In general, I believe one’s most recent publication is the one closest to heart—that, of course, is Through a Garden Gate. At a book launch last week, I gave a reading of the poems in tandem with the photographs projected on screen. After the long period of work on this project, to have the well-made book in hand gives much joy, and the audience response has been very rewarding.
How do you know when a piece is finished?
Likely I will not know where a poem may be going. I must trust the language to lead me to discover meanings I had not known in advance. So when (or if!) that moment is reached, I may realize “aha”—that’s what the poem and I want to say. Then I go back and work towards fulfilling the necessary words and images. A book-length poem may be written in sequences. The Marriages of Jacob knew its ending when biblical Jacob’s beloved Rachel died. I was at Yaddo then, and walked out into the woods and cried because Rachel whom I’d lived with in thought had died, and because my book, after two years of work, had ended.
Individual poems may end up being revised many times, especially after being left to lie fallow for a period of time.
What has been your biggest failure and what − if any − lessons were learned?
Actually, I believe my “biggest failure” has been my not having recognized my need to write poetry until midlife. There are experiences I would have wished to explore in words at the time they were happening. On the other hand, memory in maturity may have been beneficial.
Tell us about your commitment to the writing community. Outside of your work, what else do you have going on? Or what do you see starting up in your future?
In 1981, the year my first book was published, I founded the Eileen W. Barnes Award as editor/publisher of not-for-profit Saturday Press. I set up the first national contest to publish a first book by a woman over 40. Maxine Kumin was guest judge one year. The response from hundreds of women showed how important this opportunity felt for so many who had delayed their writing careers owing to family and financial obligations, as well as to cultural expectations. Poets & Writers Magazine featured the press, as well as an article in The New York Times. And I have found teaching adult women at Barnard College Center for Research on Women, an enrichment for poetry and ourselves.

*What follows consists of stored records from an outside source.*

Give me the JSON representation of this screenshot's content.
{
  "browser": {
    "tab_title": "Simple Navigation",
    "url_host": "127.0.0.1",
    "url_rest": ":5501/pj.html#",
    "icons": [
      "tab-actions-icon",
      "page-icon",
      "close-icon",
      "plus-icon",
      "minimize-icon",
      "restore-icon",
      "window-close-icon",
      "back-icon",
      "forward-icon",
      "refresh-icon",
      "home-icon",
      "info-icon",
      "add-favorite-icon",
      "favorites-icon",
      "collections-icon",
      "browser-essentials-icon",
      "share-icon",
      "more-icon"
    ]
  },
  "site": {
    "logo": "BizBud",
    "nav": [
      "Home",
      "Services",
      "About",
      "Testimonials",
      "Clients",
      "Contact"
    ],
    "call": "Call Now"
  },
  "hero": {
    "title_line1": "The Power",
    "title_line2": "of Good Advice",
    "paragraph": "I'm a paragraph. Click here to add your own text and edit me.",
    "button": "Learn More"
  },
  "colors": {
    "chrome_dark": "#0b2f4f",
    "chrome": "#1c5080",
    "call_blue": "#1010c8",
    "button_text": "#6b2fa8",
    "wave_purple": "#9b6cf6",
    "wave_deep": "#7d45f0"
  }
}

Where I live now, in a retirement community, I’ve been able to encourage people to spend more time reading poetry and going to poetry readings.
I hope to continue my contact with members of the H.D. International Society, and a women poets listserv (the internet is invaluable). And I’ve always been active in work towards peace and justice. Though not able to be as personally active as in the past, I’m a member of Women’s International League for Peace and Freedom and New Jersey Peace Action. I’m on the current events planning committee for my resident community.
What is your biggest pet peeve with the writing community, trends, etc. today?
I am concerned about some of the so-called avant-gardism given prominence as the “best of the new” where obscurity seems to be the principal goal of a work. It is still difficult to break into certain established journals. Fortunately, the internet and grass roots energy of a variety of voices makes today’s poetry world wonderfully diverse and open to innovations.
What are you working on right now?
I’m working on new individual poems towards an eventual collection. Many of these are memory poems—this is a time of looking back, taking stock, mining old journals. But also meditative poems dealing with time’s passage. I’m continuing to write in forms. Attention to structure and rhyme often can distract the judgmental part of the mind, allowing unconscious material to come forth.
What are you reading right now?
I’m immersing myself in the poetry of W. S. Merwin. He is a poet remarkably able to write poems that open to awareness of cosmic mystery. And his wonderful work of creating a palm forest on previously barren land in Hawaii cheers and inspires us all.
Blotterature would like to thank Charlotte Mandel for making herself available to our readers. You can find out more about Charlotte’s writing projects on her website at http://charlottemandel.com/.